Salary transparency seems like the most obvious and appealing way to solve the gender and race pay gap. In theory, if everyone knows what everyone else makes and there is a clear-cut structure that illuminates how these numbers are decided, then no woman or member of a minority group could be shortchanged based on gender or race alone. But it turns out transparency isn’t enough.
Fast Company reported on four companies that instituted a salary-transparency policy to see how it worked out, focusing especially on a social-media start-up called Buffer:
The social media startup has always been dedicated to “radical transparency,” not only internally, but externally as well. So it published everyone’s salary (from the CEO on down) as well as the formula used to calculate those wages. According to the founders, the move was aimed at facilitating trust, a key ingredient for an agile organization. They said disclosure could help other founders figure out their own compensation structure, not to mention that transparency led to feedback and increased productivity.
After a year, the founders of the company discovered that the system had eliminated negotiating — a positive effect, since it helped those less inclined to be aggressive about their salaries. But after analyzing the salary numbers last month, Buffer’s PR crafter Hailley Griffis found that there was still a $10,000 pay disparity between men and women. How could that be?
Griffis explains that when you look for experience you build in implicit bias:
When the analysis was done, Buffer had 80 employees, 30% of whom are women, 70% men. “More women (58.3% of all women) are set at the lower experience level of intermediate, whereas more men (61.4% of all men) are set at a higher experience level, advanced,” says Griffis. Additionally, Buffer has more men in development roles, which are higher paying positions. More men have been at the company longer.

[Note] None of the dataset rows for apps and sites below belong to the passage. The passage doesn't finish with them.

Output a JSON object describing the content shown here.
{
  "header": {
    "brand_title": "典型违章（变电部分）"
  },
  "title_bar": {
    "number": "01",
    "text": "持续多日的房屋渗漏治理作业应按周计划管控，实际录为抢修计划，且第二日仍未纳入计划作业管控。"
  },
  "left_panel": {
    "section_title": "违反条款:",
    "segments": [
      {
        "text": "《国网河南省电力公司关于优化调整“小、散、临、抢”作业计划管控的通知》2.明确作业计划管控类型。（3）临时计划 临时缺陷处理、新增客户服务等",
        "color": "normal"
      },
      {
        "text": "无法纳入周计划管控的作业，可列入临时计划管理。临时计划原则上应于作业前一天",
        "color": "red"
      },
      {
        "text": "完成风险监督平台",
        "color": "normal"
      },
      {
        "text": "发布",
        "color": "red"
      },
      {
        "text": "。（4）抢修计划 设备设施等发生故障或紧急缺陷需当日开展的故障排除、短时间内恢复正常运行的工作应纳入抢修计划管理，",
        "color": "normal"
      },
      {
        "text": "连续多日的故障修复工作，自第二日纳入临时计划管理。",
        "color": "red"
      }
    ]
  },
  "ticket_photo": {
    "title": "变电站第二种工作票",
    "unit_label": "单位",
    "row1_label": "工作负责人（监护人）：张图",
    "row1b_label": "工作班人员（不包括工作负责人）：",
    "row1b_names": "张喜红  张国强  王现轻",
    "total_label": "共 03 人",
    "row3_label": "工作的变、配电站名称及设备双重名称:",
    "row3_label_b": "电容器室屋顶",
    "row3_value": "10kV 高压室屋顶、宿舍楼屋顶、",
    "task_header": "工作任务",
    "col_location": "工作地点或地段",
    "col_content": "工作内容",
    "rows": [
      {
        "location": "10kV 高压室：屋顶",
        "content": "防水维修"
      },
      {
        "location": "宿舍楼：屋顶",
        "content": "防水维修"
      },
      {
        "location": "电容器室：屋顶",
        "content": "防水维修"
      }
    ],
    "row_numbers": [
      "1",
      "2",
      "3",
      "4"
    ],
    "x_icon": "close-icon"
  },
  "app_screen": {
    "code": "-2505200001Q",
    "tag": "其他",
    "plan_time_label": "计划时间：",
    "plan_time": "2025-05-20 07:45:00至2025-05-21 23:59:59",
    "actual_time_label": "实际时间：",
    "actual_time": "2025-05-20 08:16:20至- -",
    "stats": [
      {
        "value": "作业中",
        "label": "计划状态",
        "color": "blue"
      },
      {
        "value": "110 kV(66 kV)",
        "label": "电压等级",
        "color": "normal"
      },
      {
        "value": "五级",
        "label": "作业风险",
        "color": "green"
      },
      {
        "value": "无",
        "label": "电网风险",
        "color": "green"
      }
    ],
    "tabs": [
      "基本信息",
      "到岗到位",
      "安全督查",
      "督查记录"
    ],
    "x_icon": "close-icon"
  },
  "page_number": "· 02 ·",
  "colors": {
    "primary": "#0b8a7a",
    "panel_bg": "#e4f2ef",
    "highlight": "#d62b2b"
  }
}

People often assume that there are fewer female business leaders because women tend to leave the workforce at a higher rate than men, but new research has found that’s not the case. Women opt out of the workforce at roughly the same rate as men. But when they do leave, it’s because they’re less likely to be paid well and promoted into leadership roles, a separate study found. This leads to the “experience gap” that companies like Buffer are seeing. Fewer women and minorities are able to rise up the ranks, which means fewer high-paid women, despite salary transparency. Even if you can point to a pay structure and say, “Here’s how we pay all senior staff, regardless of gender or race,” that kind of openness won’t help if you’re not allowing women or minorities to reach that senior level.
So what’s to be done? Griffis told Fast Company that Buffer is “actively trying to hire more women for higher paying roles, like development, and making sure that women are moving up in their experience levels.” But when all else fails, companies could always try the simplest system of all: Hire women, pay them what they deserve to be paid, and promote them. Repeat.